I met an extraordinary young man yesterday. His name is John David.
John David suffers from brain damage, apparently a result of having been born ten weeks prematurely. He has had both brain surgery and heart surgery. He wears a complicated hearing aid system to combat his near-deafness.
John David is one of the most articulate people I have met. His father, a nuclear physicist, is one of the smartest people I have ever known - John David's IQ outstrips his father's by 20 points.
Within seconds of meeting me, John David engaged me in a complicated conversation. He reads on the level of a college freshman.
John David just turned eight years old.
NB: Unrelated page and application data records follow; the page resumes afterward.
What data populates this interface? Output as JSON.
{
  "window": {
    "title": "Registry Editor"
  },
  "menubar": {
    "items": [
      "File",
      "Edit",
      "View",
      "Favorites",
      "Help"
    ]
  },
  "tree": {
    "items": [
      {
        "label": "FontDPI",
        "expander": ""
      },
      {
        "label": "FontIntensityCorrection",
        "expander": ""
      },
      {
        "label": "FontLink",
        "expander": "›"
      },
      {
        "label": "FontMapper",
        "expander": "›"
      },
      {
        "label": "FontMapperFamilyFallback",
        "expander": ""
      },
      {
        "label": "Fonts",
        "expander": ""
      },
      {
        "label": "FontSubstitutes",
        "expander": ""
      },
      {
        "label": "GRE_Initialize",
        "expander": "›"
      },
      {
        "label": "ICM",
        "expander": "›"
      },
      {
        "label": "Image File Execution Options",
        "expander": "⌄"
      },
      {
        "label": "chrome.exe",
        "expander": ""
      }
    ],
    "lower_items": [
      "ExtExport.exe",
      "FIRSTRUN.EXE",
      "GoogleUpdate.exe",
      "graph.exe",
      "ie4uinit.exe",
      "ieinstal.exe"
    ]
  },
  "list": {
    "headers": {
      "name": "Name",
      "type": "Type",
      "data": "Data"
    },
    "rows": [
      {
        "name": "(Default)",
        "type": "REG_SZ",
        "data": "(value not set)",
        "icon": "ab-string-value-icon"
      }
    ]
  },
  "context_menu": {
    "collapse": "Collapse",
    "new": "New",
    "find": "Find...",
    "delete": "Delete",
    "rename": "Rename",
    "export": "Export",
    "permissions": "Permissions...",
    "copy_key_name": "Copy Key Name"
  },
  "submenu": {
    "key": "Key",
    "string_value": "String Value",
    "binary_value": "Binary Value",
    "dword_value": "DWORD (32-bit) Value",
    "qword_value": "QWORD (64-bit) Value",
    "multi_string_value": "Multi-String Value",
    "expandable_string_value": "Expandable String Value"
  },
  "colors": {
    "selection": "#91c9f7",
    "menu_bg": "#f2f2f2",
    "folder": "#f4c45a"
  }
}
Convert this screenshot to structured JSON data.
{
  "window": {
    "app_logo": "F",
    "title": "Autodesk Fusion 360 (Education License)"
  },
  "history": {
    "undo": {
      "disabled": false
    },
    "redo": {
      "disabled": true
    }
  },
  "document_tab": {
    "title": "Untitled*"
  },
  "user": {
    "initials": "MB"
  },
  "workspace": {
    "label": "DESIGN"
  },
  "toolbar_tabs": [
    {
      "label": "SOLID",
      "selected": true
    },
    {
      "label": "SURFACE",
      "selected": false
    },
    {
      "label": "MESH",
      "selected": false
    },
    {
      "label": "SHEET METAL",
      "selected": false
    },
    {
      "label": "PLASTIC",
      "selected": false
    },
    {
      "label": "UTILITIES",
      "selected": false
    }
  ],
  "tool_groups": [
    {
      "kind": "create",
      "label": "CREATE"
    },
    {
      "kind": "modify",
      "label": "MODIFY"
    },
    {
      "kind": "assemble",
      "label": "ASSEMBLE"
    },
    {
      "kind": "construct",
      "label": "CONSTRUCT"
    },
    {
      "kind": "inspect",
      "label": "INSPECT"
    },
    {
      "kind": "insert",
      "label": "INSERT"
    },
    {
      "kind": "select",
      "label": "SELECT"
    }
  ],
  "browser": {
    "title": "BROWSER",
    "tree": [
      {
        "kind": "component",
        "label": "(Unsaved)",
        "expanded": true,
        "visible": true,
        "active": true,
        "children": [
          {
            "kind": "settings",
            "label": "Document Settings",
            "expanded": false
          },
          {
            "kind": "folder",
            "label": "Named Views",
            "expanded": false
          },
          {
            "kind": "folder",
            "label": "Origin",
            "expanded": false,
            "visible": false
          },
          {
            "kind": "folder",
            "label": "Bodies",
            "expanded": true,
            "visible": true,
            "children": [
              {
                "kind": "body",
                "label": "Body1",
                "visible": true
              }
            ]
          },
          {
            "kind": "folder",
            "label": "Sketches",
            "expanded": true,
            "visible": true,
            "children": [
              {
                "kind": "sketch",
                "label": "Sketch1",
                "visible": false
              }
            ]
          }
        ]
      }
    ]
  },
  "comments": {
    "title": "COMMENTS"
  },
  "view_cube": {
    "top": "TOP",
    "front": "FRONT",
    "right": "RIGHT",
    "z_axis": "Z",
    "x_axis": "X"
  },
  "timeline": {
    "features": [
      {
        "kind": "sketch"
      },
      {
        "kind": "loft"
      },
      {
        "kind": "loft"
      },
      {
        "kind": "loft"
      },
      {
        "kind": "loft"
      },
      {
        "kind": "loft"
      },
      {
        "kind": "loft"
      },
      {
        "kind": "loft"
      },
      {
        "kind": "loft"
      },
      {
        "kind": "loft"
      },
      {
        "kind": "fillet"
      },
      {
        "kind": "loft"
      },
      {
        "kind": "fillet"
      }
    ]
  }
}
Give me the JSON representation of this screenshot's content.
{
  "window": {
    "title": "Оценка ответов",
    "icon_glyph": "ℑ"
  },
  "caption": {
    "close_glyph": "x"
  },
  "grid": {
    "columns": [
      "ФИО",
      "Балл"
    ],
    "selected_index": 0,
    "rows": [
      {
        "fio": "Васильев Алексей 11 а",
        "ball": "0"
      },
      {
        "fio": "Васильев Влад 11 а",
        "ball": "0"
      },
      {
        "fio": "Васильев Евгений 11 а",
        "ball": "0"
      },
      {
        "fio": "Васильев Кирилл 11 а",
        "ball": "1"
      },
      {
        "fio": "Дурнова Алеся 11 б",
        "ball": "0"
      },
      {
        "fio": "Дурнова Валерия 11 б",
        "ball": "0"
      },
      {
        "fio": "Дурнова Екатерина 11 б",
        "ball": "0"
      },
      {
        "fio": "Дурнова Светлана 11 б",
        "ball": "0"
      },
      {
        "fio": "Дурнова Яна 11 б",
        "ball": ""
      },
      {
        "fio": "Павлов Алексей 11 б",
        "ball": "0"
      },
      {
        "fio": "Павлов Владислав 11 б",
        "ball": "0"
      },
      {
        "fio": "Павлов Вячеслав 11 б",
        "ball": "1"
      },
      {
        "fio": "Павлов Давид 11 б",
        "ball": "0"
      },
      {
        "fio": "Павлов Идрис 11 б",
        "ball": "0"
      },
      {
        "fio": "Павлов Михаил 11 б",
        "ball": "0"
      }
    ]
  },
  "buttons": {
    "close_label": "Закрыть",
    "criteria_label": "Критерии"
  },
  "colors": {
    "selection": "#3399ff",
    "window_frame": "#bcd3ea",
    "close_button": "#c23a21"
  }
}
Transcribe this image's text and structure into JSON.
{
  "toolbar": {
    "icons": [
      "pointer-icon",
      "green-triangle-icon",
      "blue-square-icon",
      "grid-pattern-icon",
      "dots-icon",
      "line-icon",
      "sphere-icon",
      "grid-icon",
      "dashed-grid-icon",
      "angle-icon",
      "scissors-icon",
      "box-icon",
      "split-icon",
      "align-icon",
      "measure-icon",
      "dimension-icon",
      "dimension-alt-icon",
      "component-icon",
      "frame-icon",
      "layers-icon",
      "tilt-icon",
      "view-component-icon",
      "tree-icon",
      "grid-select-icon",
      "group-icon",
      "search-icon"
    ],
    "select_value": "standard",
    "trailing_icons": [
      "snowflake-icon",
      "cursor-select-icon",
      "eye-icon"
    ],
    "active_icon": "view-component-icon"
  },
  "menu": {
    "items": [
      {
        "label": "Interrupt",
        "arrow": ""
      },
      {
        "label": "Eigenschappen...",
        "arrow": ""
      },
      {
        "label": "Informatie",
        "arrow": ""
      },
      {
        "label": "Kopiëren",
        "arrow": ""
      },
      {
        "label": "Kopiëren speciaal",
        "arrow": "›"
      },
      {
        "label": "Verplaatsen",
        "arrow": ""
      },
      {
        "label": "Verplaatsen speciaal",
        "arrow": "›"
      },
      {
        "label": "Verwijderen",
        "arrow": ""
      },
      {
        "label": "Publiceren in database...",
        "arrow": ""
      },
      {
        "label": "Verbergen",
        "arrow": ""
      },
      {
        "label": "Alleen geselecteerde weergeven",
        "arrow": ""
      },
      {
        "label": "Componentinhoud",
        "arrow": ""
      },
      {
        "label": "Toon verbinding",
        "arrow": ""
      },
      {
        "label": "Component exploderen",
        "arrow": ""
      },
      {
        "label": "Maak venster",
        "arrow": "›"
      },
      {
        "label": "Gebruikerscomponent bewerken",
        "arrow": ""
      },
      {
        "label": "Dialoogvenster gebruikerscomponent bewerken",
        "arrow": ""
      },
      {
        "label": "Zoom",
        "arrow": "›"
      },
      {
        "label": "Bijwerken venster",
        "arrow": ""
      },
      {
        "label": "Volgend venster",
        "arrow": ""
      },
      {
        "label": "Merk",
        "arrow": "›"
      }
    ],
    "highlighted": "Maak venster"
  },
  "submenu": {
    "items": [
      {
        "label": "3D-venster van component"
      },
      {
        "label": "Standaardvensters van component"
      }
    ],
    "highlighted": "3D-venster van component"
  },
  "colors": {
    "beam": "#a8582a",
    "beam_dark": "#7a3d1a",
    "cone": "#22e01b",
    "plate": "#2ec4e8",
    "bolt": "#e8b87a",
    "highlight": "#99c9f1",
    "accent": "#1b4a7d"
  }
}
John David proudly explained to me that he is getting ready for adenoid and tonsil surgery, which will be (I think) his seventh operation, and proclaimed that he is a "surgery veteran" and is ready for the next one.
What struck me most about meeting this remarkable little boy is how God blesses in unpredictable packages. I know that John David's life has been an incredible challenge to his family - financially, emotionally, stamina-wise, and spiritually. I know there were weeks ... months ... years that had to be filled with questions - to be fair, his parents have expressed none of that to me, so maybe I am projecting. Maybe they dealt with the situation with proper aplomb from Day One. Let me rephrase to say that I think that I would deal with such a situation with questions, and I am sure with a little anger. But since I have not walked in those shoes, it is dangerous for me to project.
But past whatever questions they had, beyond the emotions and the stress and the surgeries and the uncertainties, there is John David. He is incredible. He is smart and articulate and happy. I am confident he will make amazing contributions to this world. Oh, he still has surgeries and therapy ahead. He still faces the stigmas attached to being "different", and he will have to learn how to grow up in a world with kids who do not understand his challenges.
I am going to make a leap now. It is an unfair comparison for John David, and please don't try to read too much into it.
Today is Good Friday. The singular worst event of human history has been christened "Good" by historians, because the most incredible blessing of all time arose out of that terrible event. If ever there was an unexpected package, this was it. The sky grew dark for three hours. At three o'clock, Jesus cried out in a loud voice (quoting the twenty-second Psalm), "Eloi Eloi, lama sabachtani?", which means, "My God, My God, why have you forsaken me?" The rocks split and the temple curtain was torn in two. The Son of God literally died at the hands of those whom He had come to save.
It gets no worse than that.
And yet, of course, Easter Sunday is coming, and the grandest victory imagineable awaits.
John David is not perfect... he is not Jesus, and what he has gone through is not a crucifixion. I understand that I am using hyperbole.
But I think that his parents must have had a Psalm 22 moment once or twice, a time of wondering (whether aloud or quietly), whether God's face was turned away. John David could have refused to do the hard work it has taken to learn to walk and to face yet another test in another hospital room. Still, I think, as they have gone through yet another surgery and another therapy, they have had Easter moments as they see how God is bringing them through to see a life that must have been unimagineable.
Resurrection is the ultimate blessing from the most unexpected package.
I am glad to know John David. He reminds me that God is at work through the darkness.